Cinematize 2 and Cinematize 2 Pro evolved to meet the needs of customers who wanted increased control over the extraction process. We also wanted to better handle both the increasingly complex DVDs being produced by professionals as well as the discs produced by popular DVD recorders.
Now the question of commercial encrypted DVDs. First of all, as I said before, many of our customers are using non-commercial DVDs such as those they created themselves or that are created for them by service bureaus. Also, some older commercial DVDs and European commercial DVDs are not encrypted at all. Most of the recent Hollywood blockbusters are encrypted, however, and we cannot avoid addressing the issue of how to handle them. Our software packaging and web site include the disclaimer that “Cinematize extracts from any DVDs including commercial DVDs decrypted with popular ripping tools.”
In the US, we have a law called the Digital Millenium Copyright Act (DMCA) which makes “circumvention of encryption” illegal. This provision of the DMCA, however, contradicts the long-established “fair use” provision of existing copyright law which legally allows duplication and modification of copyrighted materials for non-commercial purposes. The fair-use provision of copyright law is what permits photocopiers and VCRs, for example, to be sold and used freely.
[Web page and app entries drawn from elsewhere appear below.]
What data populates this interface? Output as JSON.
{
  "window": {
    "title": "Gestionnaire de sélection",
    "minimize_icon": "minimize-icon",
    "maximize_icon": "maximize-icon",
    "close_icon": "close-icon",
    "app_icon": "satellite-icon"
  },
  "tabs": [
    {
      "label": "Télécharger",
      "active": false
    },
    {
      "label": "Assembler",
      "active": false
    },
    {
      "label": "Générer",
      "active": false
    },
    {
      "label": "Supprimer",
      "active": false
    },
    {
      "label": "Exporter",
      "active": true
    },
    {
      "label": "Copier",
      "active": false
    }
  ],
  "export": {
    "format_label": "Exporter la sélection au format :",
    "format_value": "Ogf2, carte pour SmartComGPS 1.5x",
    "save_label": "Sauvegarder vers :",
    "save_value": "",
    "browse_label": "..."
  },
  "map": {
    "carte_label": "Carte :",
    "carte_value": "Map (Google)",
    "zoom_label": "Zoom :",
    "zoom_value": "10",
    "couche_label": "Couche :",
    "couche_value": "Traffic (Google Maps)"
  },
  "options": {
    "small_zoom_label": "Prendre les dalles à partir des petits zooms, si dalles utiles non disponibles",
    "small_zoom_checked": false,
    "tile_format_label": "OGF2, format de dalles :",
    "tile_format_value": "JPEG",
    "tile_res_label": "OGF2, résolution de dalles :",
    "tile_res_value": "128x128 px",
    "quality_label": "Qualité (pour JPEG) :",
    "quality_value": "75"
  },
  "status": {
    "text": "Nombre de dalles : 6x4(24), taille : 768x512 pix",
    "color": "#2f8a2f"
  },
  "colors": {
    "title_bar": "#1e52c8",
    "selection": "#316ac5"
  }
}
We are not legal experts, but as far as we know nobody has really resolved the fundamental conflict between the DMCA and the fair-use provision. It has not been tested fully in courts.
The movie studios seem to prefer the current ambiguity of the law because it allows them to sue any company that includes decryption technology in their products. To avoid these problems, Miraizon as a commercial software company for legal, rather than technical or marketing reasons, does not provide any capability to remove encryption from DVDs. Instead, users must do this on their own and at their own risk. As far as we know, no individual has ever been prosecuted for ripping a DVD. In fact, the process of removing DVD encryption has become rather an open secret these days, covered in mainstream computer magazines. I won’t go into any details, but there seem to be plenty of free decryption tools available out there for anyone who cares to look for them.
Geetesh: How do PowerPoint users typically use Cinematize.
Naoko: Teachers are a good example of combining PowerPoint with Cinematize. We have many teachers from the middle school to the college level using Cinematize 2 to create PowerPoint presentations with embedded multimedia clips. Teachers have a limited time to show what they want to their students. Instead of the time-consuming process of playing a DVD, finding the right location, and then switching to another DVD, if you can gather the right movie clips beforehand and put them in your PowerPoint presentation, you can deliver much more efficient and effective lecture.
We also know that many medical doctors use Cinematize to create PowerPoint presentations. They often record surgical procedures and patient interviews on DVDs, extract the highlights, put them into PowerPoint, and use these presentations in medical conferences or for teaching purposes.
Another popular application is creating PowerPoint presentations for weddings and parties. Many people now have a service bureau transfer their old VHS tapes or 8 mm movies to DVDs. Cinematize is very useful in extracting short clips off of those DVDs and converting them into formats compatible with PowerPoint.
With Cinematize, you can extract audio, video, and subtitles, alone or together as a movie. You can also create a still image off of DVDs. So PowerPoint users can choose just the right format for their presentations.